Is the system I already have sufficient?
To remain useful and productive for 3 years of law school, we recommend your computer meet the following minimum requirements:

  • Pentium 4 or newer processor, (we do not recommend Celeron processors)
  • 2GB Memory
  • 80.0 GB Hard Drive
  • Internal wireless network card

What do we mean when we say we do or don't "support" a product?
While the technical support staff is here to help you with your computer problems, we can't offer complete support for student-owned computers. Any problems not connected with your law school network access will need to be referred to your computer's vendor or manufacturer.

I own or plan to buy a system with 1GB instead of the recommended minimum of 2GB. Is this OK?
Computers running Vista or Windows 7 will show drastic improvements with 2GB of memory or more. However, netbooks running XP may be able to perform adequately with 1GB.

How can I get help with my notebook?
Call or email Michael Oehlert to make an appointment. If your problem relates to connection to the law school network, we will resolve the problem. If your problem is with your computer hardware or operating system, we will try to offer you a preliminary diagnosis of the problem, and refer you to your computer's vendor.

What software should I have on my computer?
Microsoft Word is the law school's word processor of choice, though Corel WordPerfect is also available on the student access PC's. Note that even though both applications claim to read each other's files, the conversion process can easily become a nightmare, particularly if your document uses footnotes. If you are sharing files with faculty and other students, you should use the same word processor for the best compatibility. If you are using OpenOffice suite, make sure to convert any documents to Word format before submitting. Anti-virus software is critical. University of Kansas students can obtain Sophos antivirus software for free. Consult the virus information page at the main KU website.

How can I connect my computer to the Internet?
You can connect your own notebook to the law school network and get full Internet access and printing Westlaw and Lexis/Nexis. The "JAYHAWK" wireless network is available to students, faculty and staff. Once connected to this network, you will be required to open a Web browser and type in your KU Online ID and password to establish connection to the Internet

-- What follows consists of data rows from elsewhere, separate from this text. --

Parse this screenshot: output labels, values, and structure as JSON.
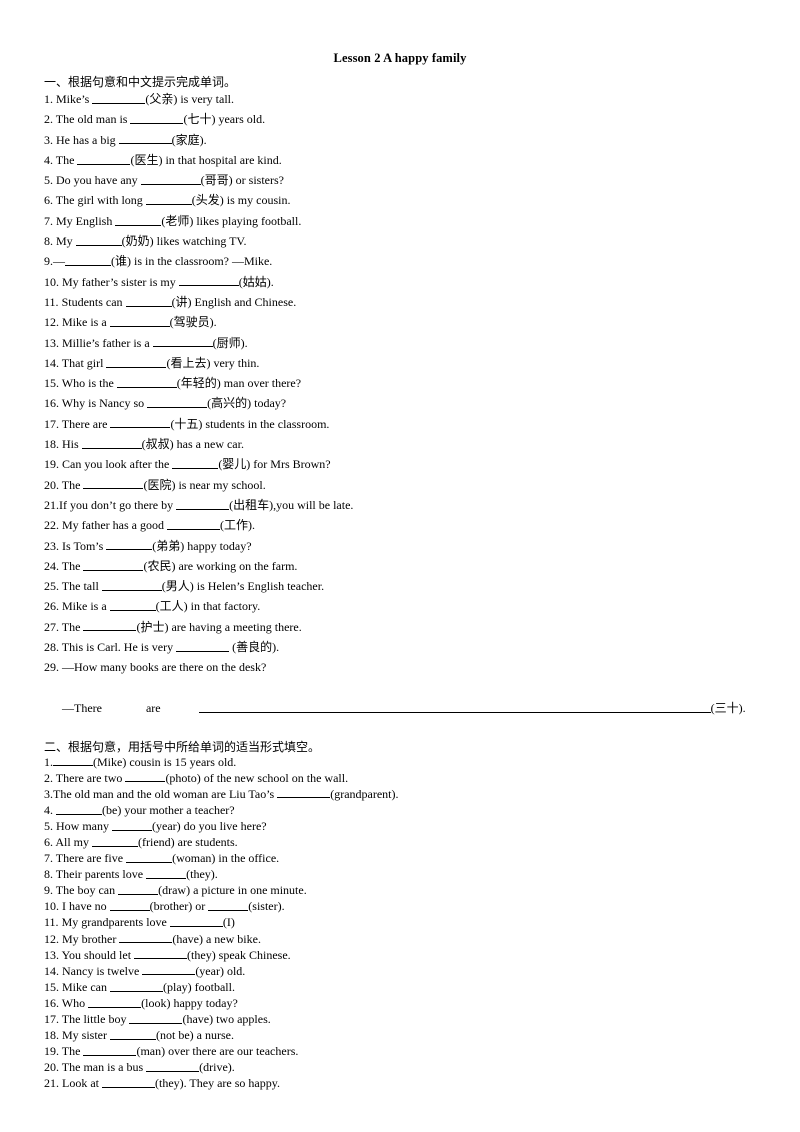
{
  "document": {
    "title": "Lesson 2 A happy family"
  },
  "sections": [
    {
      "id": "section-one",
      "heading": "一、根据句意和中文提示完成单词。",
      "items": [
        {
          "num": "1. ",
          "pre": "Mike’s ",
          "blank": "b-md",
          "post": "(父亲) is very tall."
        },
        {
          "num": "2. ",
          "pre": "The old man is ",
          "blank": "b-md",
          "post": "(七十) years old."
        },
        {
          "num": "3. ",
          "pre": "He has a big ",
          "blank": "b-md",
          "post": "(家庭)."
        },
        {
          "num": "4. ",
          "pre": "The ",
          "blank": "b-md",
          "post": "(医生) in that hospital are kind."
        },
        {
          "num": "5. ",
          "pre": "Do you have any ",
          "blank": "b-lg",
          "post": "(哥哥) or sisters?"
        },
        {
          "num": "6. ",
          "pre": "The girl with long ",
          "blank": "b-sm",
          "post": "(头发) is my cousin."
        },
        {
          "num": "7. ",
          "pre": "My English ",
          "blank": "b-sm",
          "post": "(老师) likes playing football."
        },
        {
          "num": "8. ",
          "pre": "My ",
          "blank": "b-sm",
          "post": "(奶奶) likes watching TV."
        },
        {
          "num": "9.",
          "pre": "—",
          "blank": "b-sm",
          "post": "(谁) is in the classroom? —Mike."
        },
        {
          "num": "10. ",
          "pre": "My father’s sister is my ",
          "blank": "b-lg",
          "post": "(姑姑)."
        },
        {
          "num": "11. ",
          "pre": "Students can ",
          "blank": "b-sm",
          "post": "(讲) English and Chinese."
        },
        {
          "num": "12. ",
          "pre": "Mike is a ",
          "blank": "b-lg",
          "post": "(驾驶员)."
        },
        {
          "num": "13. ",
          "pre": "Millie’s father is a ",
          "blank": "b-lg",
          "post": "(厨师)."
        },
        {
          "num": "14. ",
          "pre": "That girl ",
          "blank": "b-lg",
          "post": "(看上去) very thin."
        },
        {
          "num": "15. ",
          "pre": "Who is the ",
          "blank": "b-lg",
          "post": "(年轻的) man over there?"
        },
        {
          "num": "16. ",
          "pre": "Why is Nancy so ",
          "blank": "b-lg",
          "post": "(高兴的) today?"
        },
        {
          "num": "17. ",
          "pre": "There are ",
          "blank": "b-lg",
          "post": "(十五) students in the classroom."
        },
        {
          "num": "18. ",
          "pre": "His ",
          "blank": "b-lg",
          "post": "(叔叔) has a new car."
        },
        {
          "num": "19. ",
          "pre": "Can you look after the ",
          "blank": "b-sm",
          "post": "(婴儿) for Mrs Brown?"
        },
        {
          "num": "20. ",
          "pre": "The ",
          "blank": "b-lg",
          "post": "(医院) is near my school."
        },
        {
          "num": "21.",
          "pre": "If you don’t go there by ",
          "blank": "b-md",
          "post": "(出租车),you will be late."
        },
        {
          "num": "22. ",
          "pre": "My father has a good ",
          "blank": "b-md",
          "post": "(工作)."
        },
        {
          "num": "23. ",
          "pre": "Is Tom’s ",
          "blank": "b-sm",
          "post": "(弟弟) happy today?"
        },
        {
          "num": "24. ",
          "pre": "The ",
          "blank": "b-lg",
          "post": "(农民) are working on the farm."
        },
        {
          "num": "25. ",
          "pre": "The tall ",
          "blank": "b-lg",
          "post": "(男人) is Helen’s English teacher."
        },
        {
          "num": "26. ",
          "pre": "Mike is a ",
          "blank": "b-sm",
          "post": "(工人) in that factory."
        },
        {
          "num": "27. ",
          "pre": "The ",
          "blank": "b-md",
          "post": "(护士) are having a meeting there."
        },
        {
          "num": "28. ",
          "pre": "This is Carl. He is very ",
          "blank": "b-md",
          "post": " (善良的)."
        },
        {
          "num": "29. ",
          "pre": "—How many books are there on the desk?",
          "blank": "",
          "post": ""
        }
      ],
      "answer_line": {
        "pre": "—There",
        "mid": "are",
        "post": "(三十)."
      }
    },
    {
      "id": "section-two",
      "heading": "二、根据句意，用括号中所给单词的适当形式填空。",
      "items": [
        {
          "num": "1.",
          "pre": "",
          "blank": "b-xs",
          "post": "(Mike) cousin is 15 years old."
        },
        {
          "num": "2. ",
          "pre": "There are two ",
          "blank": "b-xs",
          "post": "(photo) of the new school on the wall."
        },
        {
          "num": "3.",
          "pre": "The old man and the old woman are Liu Tao’s ",
          "blank": "b-md",
          "post": "(grandparent)."
        },
        {
          "num": "4. ",
          "pre": "",
          "blank": "b-sm",
          "post": "(be) your mother a teacher?"
        },
        {
          "num": "5. ",
          "pre": "How many ",
          "blank": "b-xs",
          "post": "(year) do you live here?"
        },
        {
          "num": "6. ",
          "pre": "All my ",
          "blank": "b-sm",
          "post": "(friend) are students."
        },
        {
          "num": "7. ",
          "pre": "There are five ",
          "blank": "b-sm",
          "post": "(woman) in the office."
        },
        {
          "num": "8. ",
          "pre": "Their parents love ",
          "blank": "b-xs",
          "post": "(they)."
        },
        {
          "num": "9. ",
          "pre": "The boy can ",
          "blank": "b-xs",
          "post": "(draw) a picture in one minute."
        },
        {
          "num": "10. ",
          "pre": "I have no ",
          "blank": "b-xs",
          "post": "(brother) or ",
          "blank2": "b-xs",
          "post2": "(sister)."
        },
        {
          "num": "11. ",
          "pre": "My grandparents love ",
          "blank": "b-md",
          "post": "(I)"
        },
        {
          "num": "12. ",
          "pre": "My brother ",
          "blank": "b-md",
          "post": "(have) a new bike."
        },
        {
          "num": "13. ",
          "pre": "You should let ",
          "blank": "b-md",
          "post": "(they) speak Chinese."
        },
        {
          "num": "14. ",
          "pre": "Nancy is twelve ",
          "blank": "b-md",
          "post": "(year) old."
        },
        {
          "num": "15. ",
          "pre": "Mike can ",
          "blank": "b-md",
          "post": "(play) football."
        },
        {
          "num": "16. ",
          "pre": "Who ",
          "blank": "b-md",
          "post": "(look) happy today?"
        },
        {
          "num": "17. ",
          "pre": "The little boy ",
          "blank": "b-md",
          "post": "(have) two apples."
        },
        {
          "num": "18. ",
          "pre": "My sister ",
          "blank": "b-sm",
          "post": "(not be) a nurse."
        },
        {
          "num": "19. ",
          "pre": "The ",
          "blank": "b-md",
          "post": "(man) over there are our teachers."
        },
        {
          "num": "20. ",
          "pre": "The man is a bus ",
          "blank": "b-md",
          "post": "(drive)."
        },
        {
          "num": "21. ",
          "pre": "Look at ",
          "blank": "b-md",
          "post": "(they). They are so happy."
        }
      ]
    }
  ]
}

Should I purchase a printer?
You can print from the lab computers. This service costs 8 cents a page and is charged to your KU card account. The university provides $8 of free printing each semester. However, should you wish to purchase your own printer, we strongly recommend a laser printer. Xerox, Hewlett-Packard, and Lexmark make quality inkjet printers, and HP also makes quality laser printers.

Can I get dial-up Internet access?
No. Kansas University does not provide dial-up service to to the Internet.

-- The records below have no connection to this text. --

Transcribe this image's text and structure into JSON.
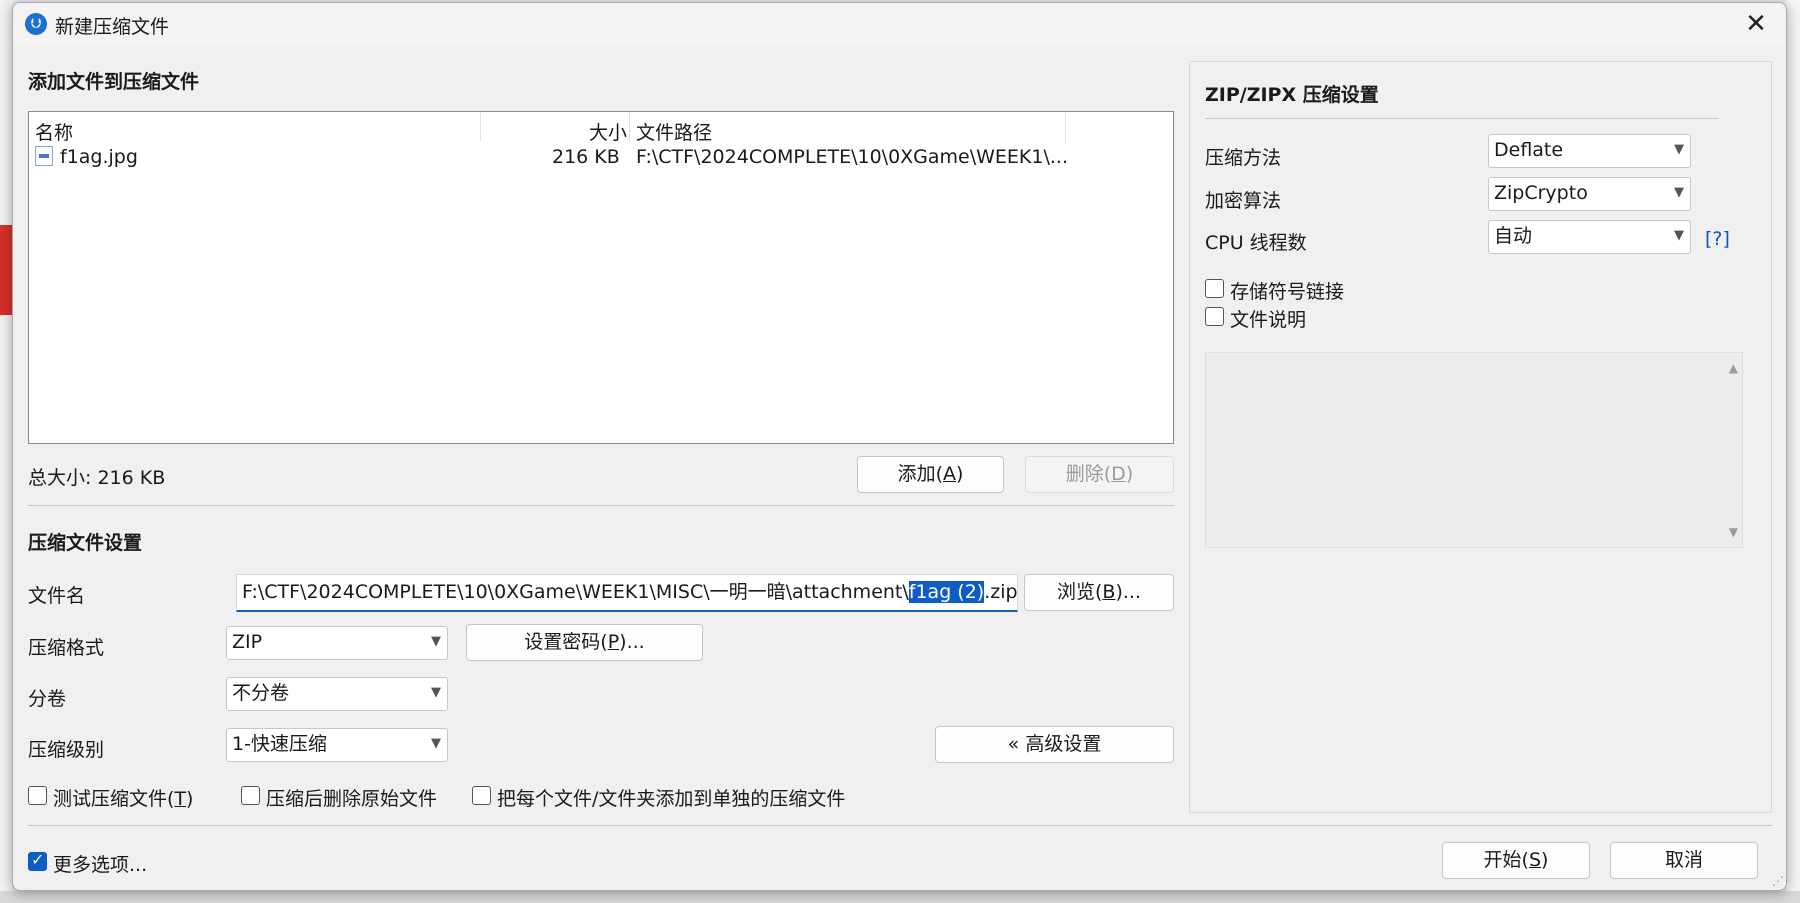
{
  "window": {
    "title": "新建压缩文件",
    "close_glyph": "✕"
  },
  "add_section": {
    "heading": "添加文件到压缩文件",
    "columns": {
      "name": "名称",
      "size": "大小",
      "path": "文件路径"
    },
    "files": [
      {
        "name": "f1ag.jpg",
        "size": "216 KB",
        "path": "F:\\CTF\\2024COMPLETE\\10\\0XGame\\WEEK1\\..."
      }
    ],
    "total_size": "总大小: 216 KB",
    "add_button": {
      "text": "添加(",
      "key": "A",
      "end": ")"
    },
    "delete_button": {
      "text": "删除(",
      "key": "D",
      "end": ")"
    }
  },
  "archive_settings": {
    "heading": "压缩文件设置",
    "filename_label": "文件名",
    "filename_prefix": "F:\\CTF\\2024COMPLETE\\10\\0XGame\\WEEK1\\MISC\\一明一暗\\attachment\\",
    "filename_selected": "f1ag (2)",
    "filename_suffix": ".zip",
    "browse_button": {
      "text": "浏览(",
      "key": "B",
      "end": ")..."
    },
    "format_label": "压缩格式",
    "format_value": "ZIP",
    "password_button": {
      "text": "设置密码(",
      "key": "P",
      "end": ")..."
    },
    "split_label": "分卷",
    "split_value": "不分卷",
    "level_label": "压缩级别",
    "level_value": "1-快速压缩",
    "advanced_button": "« 高级设置",
    "options": [
      {
        "text": "测试压缩文件(",
        "key": "T",
        "end": ")",
        "checked": false
      },
      {
        "text": "压缩后删除原始文件",
        "checked": false
      },
      {
        "text": "把每个文件/文件夹添加到单独的压缩文件",
        "checked": false
      }
    ]
  },
  "zip_settings": {
    "heading": "ZIP/ZIPX 压缩设置",
    "method_label": "压缩方法",
    "method_value": "Deflate",
    "encryption_label": "加密算法",
    "encryption_value": "ZipCrypto",
    "threads_label": "CPU 线程数",
    "threads_value": "自动",
    "help_link": "[?]",
    "store_symlinks": {
      "label": "存储符号链接",
      "checked": false
    },
    "file_comment": {
      "label": "文件说明",
      "checked": false
    }
  },
  "footer": {
    "more_options": {
      "label": "更多选项...",
      "checked": true
    },
    "start_button": {
      "text": "开始(",
      "key": "S",
      "end": ")"
    },
    "cancel_button": "取消"
  },
  "icons": {
    "app": "archiver-app-icon",
    "file": "image-file-icon",
    "chevron": "chevron-down-icon"
  },
  "colors": {
    "accent": "#0f5cc5",
    "link": "#0b56c4"
  }
}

I can't afford to buy a notebook.  Is any financial help provided by the school?
The Financial Aid Office may be able to award you additional financial aid for the purchase of a computer. For more information, contact the Office of Student Financial Aid at 785-864-4700 or osfa@ku.edu.

Where is the best place to buy a notebook?
Our recommended manufacturers all sell direct. See http://www.dell.com/, http://www.lenovo.com/, or http://www.toshibadirect.com. For comparisons and reviews, see http://www.newegg.com/ or http://www.pricewatch.com/.

 

Questions?

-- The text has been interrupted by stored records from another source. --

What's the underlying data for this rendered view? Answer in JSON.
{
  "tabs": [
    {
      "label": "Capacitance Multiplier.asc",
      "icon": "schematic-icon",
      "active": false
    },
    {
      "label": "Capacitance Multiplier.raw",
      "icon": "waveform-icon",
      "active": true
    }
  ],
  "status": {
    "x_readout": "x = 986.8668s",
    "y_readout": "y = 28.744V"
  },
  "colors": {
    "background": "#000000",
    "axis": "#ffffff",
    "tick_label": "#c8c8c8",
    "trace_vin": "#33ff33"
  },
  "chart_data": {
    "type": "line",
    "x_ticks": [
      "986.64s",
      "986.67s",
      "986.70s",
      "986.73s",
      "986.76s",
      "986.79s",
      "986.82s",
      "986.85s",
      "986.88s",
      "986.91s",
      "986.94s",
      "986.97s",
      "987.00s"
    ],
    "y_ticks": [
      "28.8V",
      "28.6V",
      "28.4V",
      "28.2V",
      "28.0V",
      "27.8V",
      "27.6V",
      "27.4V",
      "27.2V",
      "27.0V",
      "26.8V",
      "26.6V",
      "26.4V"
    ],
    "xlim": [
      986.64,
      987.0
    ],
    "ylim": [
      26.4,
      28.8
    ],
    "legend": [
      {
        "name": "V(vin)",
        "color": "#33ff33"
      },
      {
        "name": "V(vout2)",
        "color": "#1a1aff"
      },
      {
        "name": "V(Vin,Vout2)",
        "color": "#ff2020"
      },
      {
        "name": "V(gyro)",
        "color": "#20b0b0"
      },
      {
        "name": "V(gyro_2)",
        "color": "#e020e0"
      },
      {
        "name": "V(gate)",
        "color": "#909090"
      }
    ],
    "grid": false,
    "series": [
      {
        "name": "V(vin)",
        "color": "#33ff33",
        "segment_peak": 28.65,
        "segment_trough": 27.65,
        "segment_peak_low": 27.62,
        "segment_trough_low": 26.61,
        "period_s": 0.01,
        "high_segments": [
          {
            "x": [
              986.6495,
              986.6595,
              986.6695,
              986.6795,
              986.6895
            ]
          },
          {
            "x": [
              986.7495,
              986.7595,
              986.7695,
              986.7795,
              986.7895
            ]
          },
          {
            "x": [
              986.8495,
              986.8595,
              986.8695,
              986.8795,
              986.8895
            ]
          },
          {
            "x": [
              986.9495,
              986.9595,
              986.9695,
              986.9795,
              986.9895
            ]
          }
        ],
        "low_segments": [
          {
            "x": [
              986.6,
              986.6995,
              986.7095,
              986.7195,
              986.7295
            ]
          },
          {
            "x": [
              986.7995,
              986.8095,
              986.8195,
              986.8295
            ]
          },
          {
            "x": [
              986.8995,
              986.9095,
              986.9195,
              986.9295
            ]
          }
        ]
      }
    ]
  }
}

Travis White
Director of Information Systems
785-864-9267
travis.white@ku.edu

Michael Oehlert
Technology Support Technician
785-864-9254
michaelo@ku.edu

Why KU
  • One-third of full-time faculty have written casebooks used at U.S. law schools
  • 2 KU law faculty were U.S. Supreme Court clerks
  • KU’s Project for Innocence: 28 conviction reversals since 2009
  • 7,300+ alumni live in all 50 states and 18 foreign countries
  • Routinely ranked a “best value” law school
  • 12 interdisciplinary joint degrees
  • 26th nationwide for lowest debt at graduation. — U.S. News & World Report
  • 23rd nationally among public law schools. “When Lawyers Do the Grading,”
    —U.S. News & World Report
  • 70 percent of upper-level law classes have 25 or fewer students
  • 37th: for number of law graduates who are partners at nation’s largest law firms